[Work instructions] What is needed is an exact copy of every entry.

[App and web page records]
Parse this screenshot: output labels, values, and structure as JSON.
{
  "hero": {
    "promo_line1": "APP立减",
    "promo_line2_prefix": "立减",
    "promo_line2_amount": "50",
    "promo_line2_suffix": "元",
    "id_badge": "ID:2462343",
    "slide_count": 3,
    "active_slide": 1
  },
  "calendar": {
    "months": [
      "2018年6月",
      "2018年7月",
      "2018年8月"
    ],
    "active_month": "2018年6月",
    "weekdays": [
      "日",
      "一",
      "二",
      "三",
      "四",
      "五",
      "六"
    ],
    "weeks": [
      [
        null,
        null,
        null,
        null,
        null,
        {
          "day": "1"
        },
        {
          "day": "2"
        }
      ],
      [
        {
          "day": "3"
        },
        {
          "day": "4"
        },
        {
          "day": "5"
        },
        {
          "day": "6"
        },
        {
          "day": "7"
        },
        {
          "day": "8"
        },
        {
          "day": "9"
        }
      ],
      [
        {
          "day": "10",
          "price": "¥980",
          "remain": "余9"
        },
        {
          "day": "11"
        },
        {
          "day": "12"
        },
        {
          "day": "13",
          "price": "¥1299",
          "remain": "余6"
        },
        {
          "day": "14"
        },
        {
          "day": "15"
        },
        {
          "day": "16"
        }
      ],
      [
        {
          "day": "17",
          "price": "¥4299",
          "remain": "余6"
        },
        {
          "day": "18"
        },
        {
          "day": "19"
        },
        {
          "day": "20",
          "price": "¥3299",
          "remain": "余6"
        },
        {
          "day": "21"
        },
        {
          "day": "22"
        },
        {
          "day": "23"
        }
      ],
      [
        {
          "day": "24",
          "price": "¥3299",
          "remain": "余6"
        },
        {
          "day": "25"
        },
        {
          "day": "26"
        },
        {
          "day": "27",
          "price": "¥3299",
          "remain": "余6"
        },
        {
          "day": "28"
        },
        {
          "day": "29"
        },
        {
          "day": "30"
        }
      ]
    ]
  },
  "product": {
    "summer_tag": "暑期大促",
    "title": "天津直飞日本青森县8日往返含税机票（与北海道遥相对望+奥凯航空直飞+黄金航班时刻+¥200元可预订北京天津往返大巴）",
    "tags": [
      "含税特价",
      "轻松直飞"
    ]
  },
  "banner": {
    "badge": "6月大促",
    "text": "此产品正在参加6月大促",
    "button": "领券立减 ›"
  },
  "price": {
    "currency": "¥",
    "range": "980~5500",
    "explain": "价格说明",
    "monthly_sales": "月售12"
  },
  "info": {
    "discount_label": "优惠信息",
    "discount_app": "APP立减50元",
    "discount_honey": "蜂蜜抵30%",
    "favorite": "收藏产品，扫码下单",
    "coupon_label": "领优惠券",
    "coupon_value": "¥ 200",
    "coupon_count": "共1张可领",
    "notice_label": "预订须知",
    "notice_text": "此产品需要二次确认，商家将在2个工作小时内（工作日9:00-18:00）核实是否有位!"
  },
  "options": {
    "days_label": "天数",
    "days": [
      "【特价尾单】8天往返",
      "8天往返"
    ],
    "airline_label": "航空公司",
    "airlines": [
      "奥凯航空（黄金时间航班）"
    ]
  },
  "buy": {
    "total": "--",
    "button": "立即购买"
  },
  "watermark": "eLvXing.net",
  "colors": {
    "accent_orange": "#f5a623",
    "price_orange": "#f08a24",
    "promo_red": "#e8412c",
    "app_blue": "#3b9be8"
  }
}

[Solution for this exercise]
Parse this screenshot: output labels, values, and structure as JSON.
{
  "hero": {
    "promo_line1": "APP立减",
    "promo_line2_prefix": "立减",
    "promo_line2_amount": "50",
    "promo_line2_suffix": "元",
    "id_badge": "ID:2462343",
    "slide_count": 3,
    "active_slide": 1
  },
  "calendar": {
    "months": [
      "2018年6月",
      "2018年7月",
      "2018年8月"
    ],
    "active_month": "2018年6月",
    "weekdays": [
      "日",
      "一",
      "二",
      "三",
      "四",
      "五",
      "六"
    ],
    "weeks": [
      [
        null,
        null,
        null,
        null,
        null,
        {
          "day": "1"
        },
        {
          "day": "2"
        }
      ],
      [
        {
          "day": "3"
        },
        {
          "day": "4"
        },
        {
          "day": "5"
        },
        {
          "day": "6"
        },
        {
          "day": "7"
        },
        {
          "day": "8"
        },
        {
          "day": "9"
        }
      ],
      [
        {
          "day": "10",
          "price": "¥980",
          "remain": "余9"
        },
        {
          "day": "11"
        },
        {
          "day": "12"
        },
        {
          "day": "13",
          "price": "¥1299",
          "remain": "余6"
        },
        {
          "day": "14"
        },
        {
          "day": "15"
        },
        {
          "day": "16"
        }
      ],
      [
        {
          "day": "17",
          "price": "¥4299",
          "remain": "余6"
        },
        {
          "day": "18"
        },
        {
          "day": "19"
        },
        {
          "day": "20",
          "price": "¥3299",
          "remain": "余6"
        },
        {
          "day": "21"
        },
        {
          "day": "22"
        },
        {
          "day": "23"
        }
      ],
      [
        {
          "day": "24",
          "price": "¥3299",
          "remain": "余6"
        },
        {
          "day": "25"
        },
        {
          "day": "26"
        },
        {
          "day": "27",
          "price": "¥3299",
          "remain": "余6"
        },
        {
          "day": "28"
        },
        {
          "day": "29"
        },
        {
          "day": "30"
        }
      ]
    ]
  },
  "product": {
    "summer_tag": "暑期大促",
    "title": "天津直飞日本青森县8日往返含税机票（与北海道遥相对望+奥凯航空直飞+黄金航班时刻+¥200元可预订北京天津往返大巴）",
    "tags": [
      "含税特价",
      "轻松直飞"
    ]
  },
  "banner": {
    "badge": "6月大促",
    "text": "此产品正在参加6月大促",
    "button": "领券立减 ›"
  },
  "price": {
    "currency": "¥",
    "range": "980~5500",
    "explain": "价格说明",
    "monthly_sales": "月售12"
  },
  "info": {
    "discount_label": "优惠信息",
    "discount_app": "APP立减50元",
    "discount_honey": "蜂蜜抵30%",
    "favorite": "收藏产品，扫码下单",
    "coupon_label": "领优惠券",
    "coupon_value": "¥ 200",
    "coupon_count": "共1张可领",
    "notice_label": "预订须知",
    "notice_text": "此产品需要二次确认，商家将在2个工作小时内（工作日9:00-18:00）核实是否有位!"
  },
  "options": {
    "days_label": "天数",
    "days": [
      "【特价尾单】8天往返",
      "8天往返"
    ],
    "airline_label": "航空公司",
    "airlines": [
      "奥凯航空（黄金时间航班）"
    ]
  },
  "buy": {
    "total": "--",
    "button": "立即购买"
  },
  "watermark": "eLvXing.net",
  "colors": {
    "accent_orange": "#f5a623",
    "price_orange": "#f08a24",
    "promo_red": "#e8412c",
    "app_blue": "#3b9be8"
  }
}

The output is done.